The control room also features a new DiGiCo S21 48-channel audio mixer to handle the broadcast remix. That position is located in the back row of the control room, along with a broadcast graphics station running ProPresenter 7 and a workstation with Vimeo Livestream Studio software. The latter is used to transform computers into production control rooms for live streams, and allows the operator to input multiple feeds, graphics and master audio received from other sources in the control room.
The Studio 6 system has established a foundation for streaming direct to Facebook, Vimeo and YouTube – an important service given the multi-week lockdown that is still in place as of press time. Sobers added a Blackmagic Ultra Studio 4K encoders for ingestion to the streaming network.
“They have an ISP relationship in place to handle the video signal from that point, and there was no in-house network reconfiguration required” said Sobers. “Our work stops at the encoding stage, and the content delivery experts take care of things from there.”
What Lies Ahead
Some equipment from the previous system was retained, including the existing IMAG screens. The church continues to use its existing ProPresenter media and lyric presentation software from Renewed Vision as well.
“It’s ProPresenter all the way for them,” said Sobers. “All three graphics positions – broadcast, front of house and choir – use ProPresenter 7. These stations all interface with Blackmagic Ultra Studio devices and they take advantage of the new alpha channel built into the software for the broadcast feed.”

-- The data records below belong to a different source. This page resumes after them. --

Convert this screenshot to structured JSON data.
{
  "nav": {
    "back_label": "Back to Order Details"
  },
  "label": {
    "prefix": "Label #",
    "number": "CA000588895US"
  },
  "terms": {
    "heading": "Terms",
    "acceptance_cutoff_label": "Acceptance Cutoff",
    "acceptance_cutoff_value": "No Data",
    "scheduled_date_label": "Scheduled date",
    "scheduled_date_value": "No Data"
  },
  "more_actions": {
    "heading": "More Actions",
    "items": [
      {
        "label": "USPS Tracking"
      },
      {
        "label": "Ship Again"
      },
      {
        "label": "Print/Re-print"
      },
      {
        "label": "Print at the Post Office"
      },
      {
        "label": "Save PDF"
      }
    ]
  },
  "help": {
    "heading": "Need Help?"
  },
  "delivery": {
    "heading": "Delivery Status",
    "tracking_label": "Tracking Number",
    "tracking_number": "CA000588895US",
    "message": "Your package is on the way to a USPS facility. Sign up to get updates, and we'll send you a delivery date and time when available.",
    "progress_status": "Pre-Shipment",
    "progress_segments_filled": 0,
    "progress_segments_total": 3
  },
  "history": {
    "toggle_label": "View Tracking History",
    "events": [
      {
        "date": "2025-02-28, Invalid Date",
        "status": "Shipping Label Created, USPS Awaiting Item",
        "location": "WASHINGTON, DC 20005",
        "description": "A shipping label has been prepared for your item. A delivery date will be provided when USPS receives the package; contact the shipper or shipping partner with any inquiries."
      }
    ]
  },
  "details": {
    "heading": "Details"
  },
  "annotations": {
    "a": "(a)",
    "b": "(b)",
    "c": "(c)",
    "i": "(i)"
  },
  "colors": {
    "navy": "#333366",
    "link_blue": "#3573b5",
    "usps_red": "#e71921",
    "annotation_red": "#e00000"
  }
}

Lighting was also not touched, for the time being. “The church has a very good theatrical set already,” said Sobers. “Their next stop is a transition to LED, which is a project we are entering the design stage on. We see that as the next major upgrade.
“The spirit of this design and integration project is really about being proactive on their behalf, and helping them futureproof for opportunities that lie ahead,” continued Sobers. “By enabling 12G throughout the facility, establishing a robust fiber backbone and upgrading their streaming capabilities, the Hunter Street Baptist Church is set up for high-quality broadcast and in-house AV capabilities well into the future.”
This article can be viewed in the August issue of Sound & Communications publication – https://edition.pagesuite.com/html5/reader/production/default.aspx?pubname=&edid=95ff2288-e6cd-40b7-9b67-23aa2c214183&pnum=40